New Technological Capabilities, Spanning All Aspects of City Services, Will Make City Government More Accessible and Accountable
Mayor Michael R. Bloomberg today announced the Connected City Initiative, a series of technology programs to transform the ways in which New Yorkers can interact with – and expect the delivery of services from – City government. Building upon successful projects that have made New York City a pioneer in using technology to improve public services, the Mayor outlined a series of initiatives to make City government more accessible and accountable. They include providing a new iPhone application for New Yorkers to report issues and send photos to 311 with specific location details using GPS technology – an idea championed by Council Speaker Christine C. Quinn and Council Member Gale Brewer; increasing the number of New Yorkers with access to Electronic Health Records; and eliminating many of the bureaucratic barriers to starting a small business. Additional aims include increasing the use of social networking to improve government efficiency; making the City more sustainable by consolidating data centers citywide and promoting the use of electronic mailings; and increasing broadband adoption among low-income New Yorkers. The Mayor made the announcement at the IBM SmarterCities Forum in Manhattan.
“Every day, new technological innovations help make information flow faster, systems work better and our lives a little easier,” said Mayor Bloomberg. “But often, when it comes to adopting new technology, governments lag behind the private sector and even the casual consumer because they are unwilling or unable to try something new and change the way things have always been done. That’s small-minded thinking. In serving the public, government should constantly be looking for new and better ways to provide information and services. The creation of 311 was a major advancement in that effort, but we never stop looking for ways to improve. The programs of the Connected City Initiative represent the latest steps we’re taking to employ technology to serve New Yorkers better.
Kallos grew up in Manhattan and attended the State University of New York in Buffalo. He majored in psychology and communication and double-minored in philosophy and religion before going straight to law school.
Government transparency is all the rage these days.
Ben Kallos, former chief of staff to Assemblyman Jonathan Bing who is currently working on Mark Green's campaign, is launching a new Web site that allows users to search the attendance records of state lawmakers, making available information that the state isn’t so quick to provide. (Ask folks in the Albany press corps about that.)
“I hope to work on Internet strategy to make sure many New York City citizens can share their ideas and the website can get out to as many people as possible,” Kallos said.
As an attorney, Kallos has a background in information technology, having developed a registered voter database online and assisted the New York County Lawyers Association to improve electronic case filing.

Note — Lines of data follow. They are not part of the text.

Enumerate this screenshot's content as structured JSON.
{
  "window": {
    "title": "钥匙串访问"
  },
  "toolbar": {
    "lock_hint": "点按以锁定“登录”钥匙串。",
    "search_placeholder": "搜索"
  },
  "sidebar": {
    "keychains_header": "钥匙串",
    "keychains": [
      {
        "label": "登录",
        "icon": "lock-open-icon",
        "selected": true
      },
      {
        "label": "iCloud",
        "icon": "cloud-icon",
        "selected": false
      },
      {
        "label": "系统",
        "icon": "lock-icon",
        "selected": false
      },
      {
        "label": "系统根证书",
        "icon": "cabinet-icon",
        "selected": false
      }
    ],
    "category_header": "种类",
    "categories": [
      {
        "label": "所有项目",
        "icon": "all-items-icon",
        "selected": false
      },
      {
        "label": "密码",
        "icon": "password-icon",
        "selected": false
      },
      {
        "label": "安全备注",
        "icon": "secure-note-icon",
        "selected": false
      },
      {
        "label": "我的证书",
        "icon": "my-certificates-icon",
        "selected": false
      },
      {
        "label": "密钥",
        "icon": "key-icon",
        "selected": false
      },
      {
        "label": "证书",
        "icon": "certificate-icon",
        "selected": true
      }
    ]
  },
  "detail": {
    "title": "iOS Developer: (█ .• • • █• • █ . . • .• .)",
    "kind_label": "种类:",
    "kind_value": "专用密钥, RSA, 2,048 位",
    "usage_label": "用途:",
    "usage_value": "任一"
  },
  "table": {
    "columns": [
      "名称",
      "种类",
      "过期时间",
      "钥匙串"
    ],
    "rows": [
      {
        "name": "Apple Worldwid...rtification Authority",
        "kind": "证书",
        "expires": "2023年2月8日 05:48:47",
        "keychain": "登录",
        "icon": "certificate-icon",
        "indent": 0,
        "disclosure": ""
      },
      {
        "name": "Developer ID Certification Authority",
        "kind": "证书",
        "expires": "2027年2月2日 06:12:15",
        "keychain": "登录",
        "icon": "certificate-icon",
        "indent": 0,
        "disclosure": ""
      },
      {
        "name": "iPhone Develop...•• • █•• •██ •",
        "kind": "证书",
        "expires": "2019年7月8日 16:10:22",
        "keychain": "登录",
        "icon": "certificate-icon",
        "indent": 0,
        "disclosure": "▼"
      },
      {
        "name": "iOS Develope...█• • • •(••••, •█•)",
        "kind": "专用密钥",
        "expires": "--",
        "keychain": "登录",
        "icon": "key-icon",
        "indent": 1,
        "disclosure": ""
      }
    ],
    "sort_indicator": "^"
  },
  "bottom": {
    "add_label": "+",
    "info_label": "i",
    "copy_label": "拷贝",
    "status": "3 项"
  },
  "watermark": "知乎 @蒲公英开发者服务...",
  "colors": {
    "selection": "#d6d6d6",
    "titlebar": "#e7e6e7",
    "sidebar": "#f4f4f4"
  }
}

Kallos was recently chief of staff to Assembly Member Jonathan Bing. He left that position to mount a campaign for Council Member Jessica Lappin’s seat when she entertained the idea of running for public advocate.
Ben Kallos, chief of staff to Assembly Member Jonathan Bing, is the first person officially running for the seat held by first-term Council Member Jessica Lappin.
The business side of being a teen-age computer consultant can be daunting. Age may not be a barrier to getting into the business, but it can limit the compensation. "People take one look at me, and they figure they're not going to pay this kid $50 an hour," said Benjamin Kallos, a 15-year-old at the Bronx High School of Science, an elite public school in New York City.
So the high school sophomore, whose home page on the Web proclaims "Kallos Consulting" in bold red letters, charges $15 or $20 an hour.
Some businesses in New York seem to regard the high school as a job shop for Web site work. Steve Kalin, an assistant principal, says small companies occasionally call the school looking for a student to make Web pages, and more are calling all the time.
"Even the kind of kids who would have worked on the school newspaper in the past are often more interested in electronic publishing now," Mr. Kalin said. "They're making Web sites."